Vectors are artworks made up of points, lines, and curves based on mathematical equations, rather than solid square pixels. This means the image can be scaled without loss of quality and will continue to be clear no matter how large it becomes. This also means the image is completely editable, giving you the power to change and move individual parts of the generated artwork.
Vector images can be used for a variety of applications but generally, these will be used in logo design, icons, and large graphics. Making vector illustrations from scratch can be difficult and time-consuming, and buying vector artwork runs the risk of creating unoriginal content.


Install the latest version of Adobe Illustrator (v 28.0) to access new Beta features.

First, make a selection using the rectangle tool. This is the space where the generated artwork will appear. After making a rectangle, switch back to the selection tool (V) and click generate on the taskbar to enter a prompt or open the Text to Vector Graphic (Beta) panel from the window dropdown.

Text to Vector Prompt window


There are four vector graphic types to choose from the dropdown, Subject, Scene, Icon, and Pattern.

  • Subject – a single vector element to use alone or add to a scene.
  • Scene – an entire scene including background.
  • Icon – a more simple vector element.
  • Pattern – a repeating pattern that can be added as a fill or stroke.

After selecting a vector type, enter a prompt in the box. Try to make it as specific as possible for the most accurate results. Go into the settings tab (gear icon) to adjust the detail slider before generating.

Three variations are given based on the vector type, prompt, and detail slider. Generate as many times as needed, changing the prompt if necessary.

SCENE – prompt: desert scene with water, sun, and mountains, warm colors

SUBJECT – prompt: desert plants

If starting with an image already, click the style picker (eyedropper icon) and select that image before generating. With style picker on, the generated images will match the starting image. This works especially well if adding subjects to a scene, as shown.


Select all the objects that are going to be recolored and click recolor in the taskbar. In the recolor window, switch to the generative recolor tab. In the prompt box, enter a color description. This can be a description of the feeling or scene, the actual colors, or a combination of these. Specific colors can be added from the swatches panel by clicking the plus button under colors. Click generate and four variations will be shown. Continue to generate until the desired result is met. Once the objects are deselected, the panel will close.


  • Use recognizable imagery in your prompt and avoid abstract terms. Text to vector works best with objects in the real world, for example, food, animals, and scenery.
  • Abstract terms work better for generating patterns. Since the pattern is automatically added to the swatches panel, go to Object>Pattern>Edit Pattern to make changes.
  • Narrow the results by rating variations good or bad by hovering and clicking the ellipses.

Illustrator’s new text-to-vector graphic (Beta) is an incredibly useful new tool, but it does have some drawbacks.
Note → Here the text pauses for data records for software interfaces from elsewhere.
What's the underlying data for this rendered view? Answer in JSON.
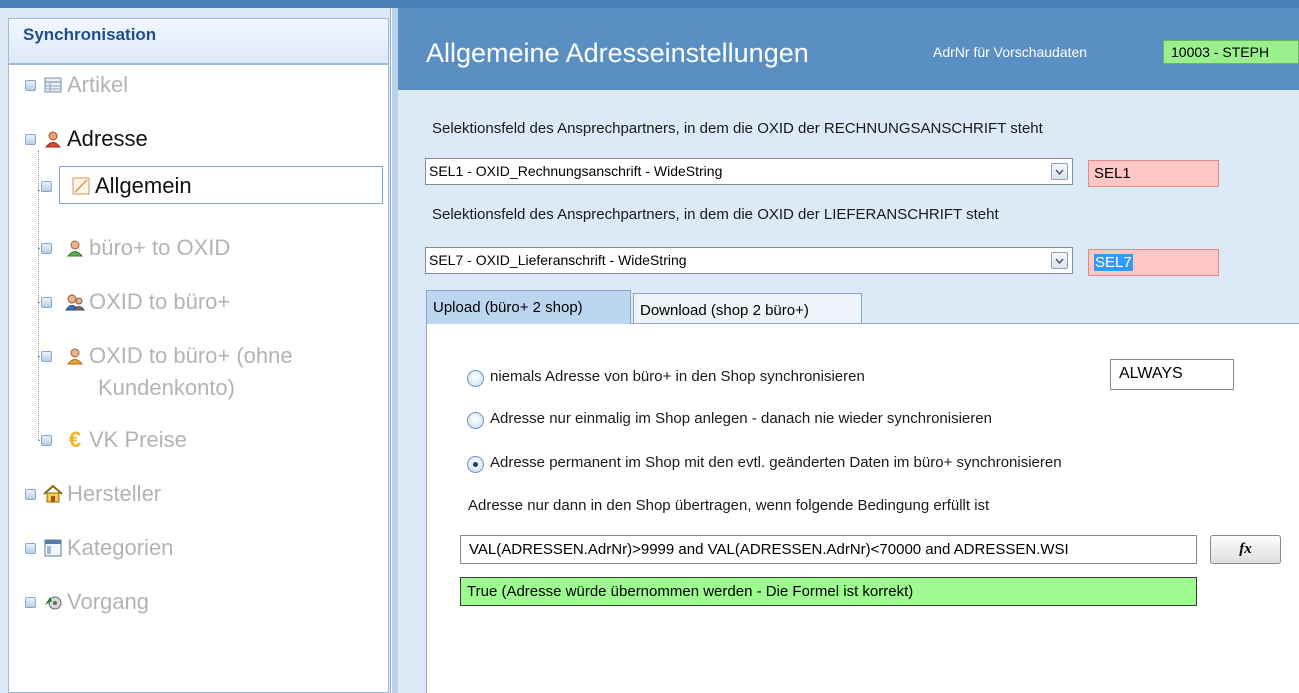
{
  "sidebar": {
    "title": "Synchronisation",
    "items": [
      {
        "label": "Artikel"
      },
      {
        "label": "Adresse"
      },
      {
        "label": "Allgemein"
      },
      {
        "label": "büro+ to OXID"
      },
      {
        "label": "OXID to büro+"
      },
      {
        "label": "OXID to büro+ (ohne"
      },
      {
        "label": "Kundenkonto)"
      },
      {
        "label": "VK Preise"
      },
      {
        "label": "Hersteller"
      },
      {
        "label": "Kategorien"
      },
      {
        "label": "Vorgang"
      }
    ]
  },
  "header": {
    "title": "Allgemeine Adresseinstellungen",
    "adr_label": "AdrNr für Vorschaudaten",
    "adr_value": "10003 - STEPH"
  },
  "form": {
    "rechnung_label": "Selektionsfeld des Ansprechpartners, in dem die OXID der RECHNUNGSANSCHRIFT steht",
    "rechnung_combo": "SEL1 - OXID_Rechnungsanschrift - WideString",
    "rechnung_field": "SEL1",
    "liefer_label": "Selektionsfeld des Ansprechpartners, in dem die OXID der LIEFERANSCHRIFT steht",
    "liefer_combo": "SEL7 - OXID_Lieferanschrift - WideString",
    "liefer_field": "SEL7"
  },
  "tabs": [
    {
      "label": "Upload (büro+ 2 shop)"
    },
    {
      "label": "Download (shop 2 büro+)"
    }
  ],
  "upload": {
    "option1": "niemals Adresse von büro+ in den Shop synchronisieren",
    "option2": "Adresse nur einmalig im Shop anlegen - danach nie wieder synchronisieren",
    "option3": "Adresse permanent im Shop mit den evtl. geänderten Daten im büro+ synchronisieren",
    "mode_value": "ALWAYS",
    "condition_label": "Adresse nur dann in den Shop übertragen, wenn folgende Bedingung erfüllt ist",
    "condition_formula": "VAL(ADRESSEN.AdrNr)>9999 and VAL(ADRESSEN.AdrNr)<70000 and ADRESSEN.WSI",
    "fx_label": "fx",
    "result": "True (Adresse würde übernommen werden - Die Formel ist korrekt)",
    "selected_option": 3
  }
}
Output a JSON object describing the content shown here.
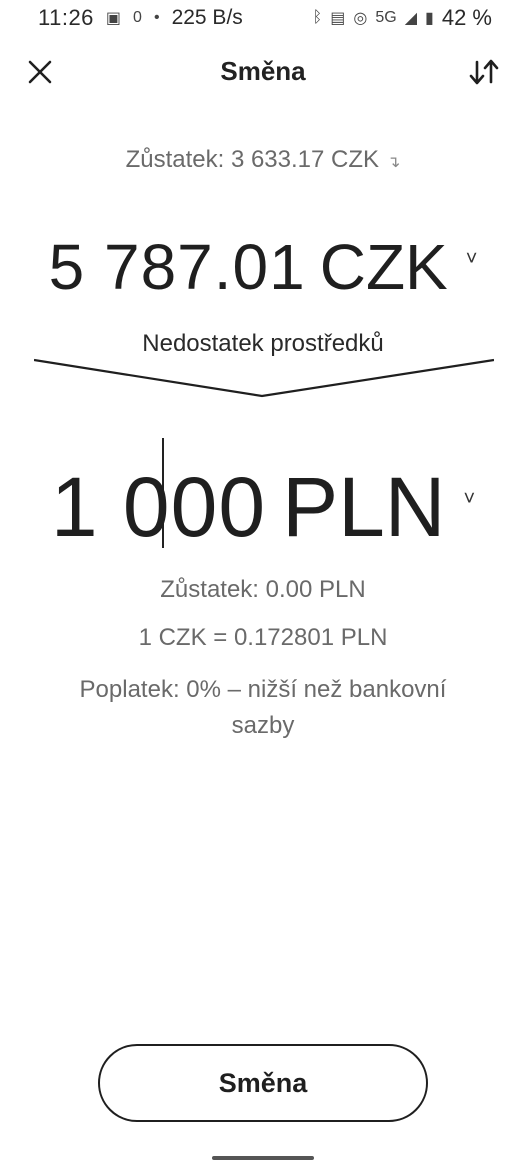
{
  "status_bar": {
    "time": "11:26",
    "notification_count": "0",
    "network_speed": "225 B/s",
    "signal_label": "5G",
    "battery_text": "42 %"
  },
  "header": {
    "title": "Směna"
  },
  "from": {
    "balance_label": "Zůstatek: 3 633.17 CZK",
    "amount": "5 787.01",
    "currency": "CZK"
  },
  "warning": "Nedostatek prostředků",
  "to": {
    "amount": "1 000",
    "currency": "PLN",
    "balance_label": "Zůstatek: 0.00 PLN"
  },
  "rate_text": "1 CZK = 0.172801 PLN",
  "fee_text": "Poplatek: 0% – nižší než bankovní sazby",
  "exchange_button_label": "Směna"
}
Often the variations could use some rounds of editing of their own, and like other artificial intelligence tools, text-to-vector graphic (beta) cannot generate text. It also gravitates to a more illustrative style, making it difficult to generate something with less detail like flat icons.


Start typing and press Enter to search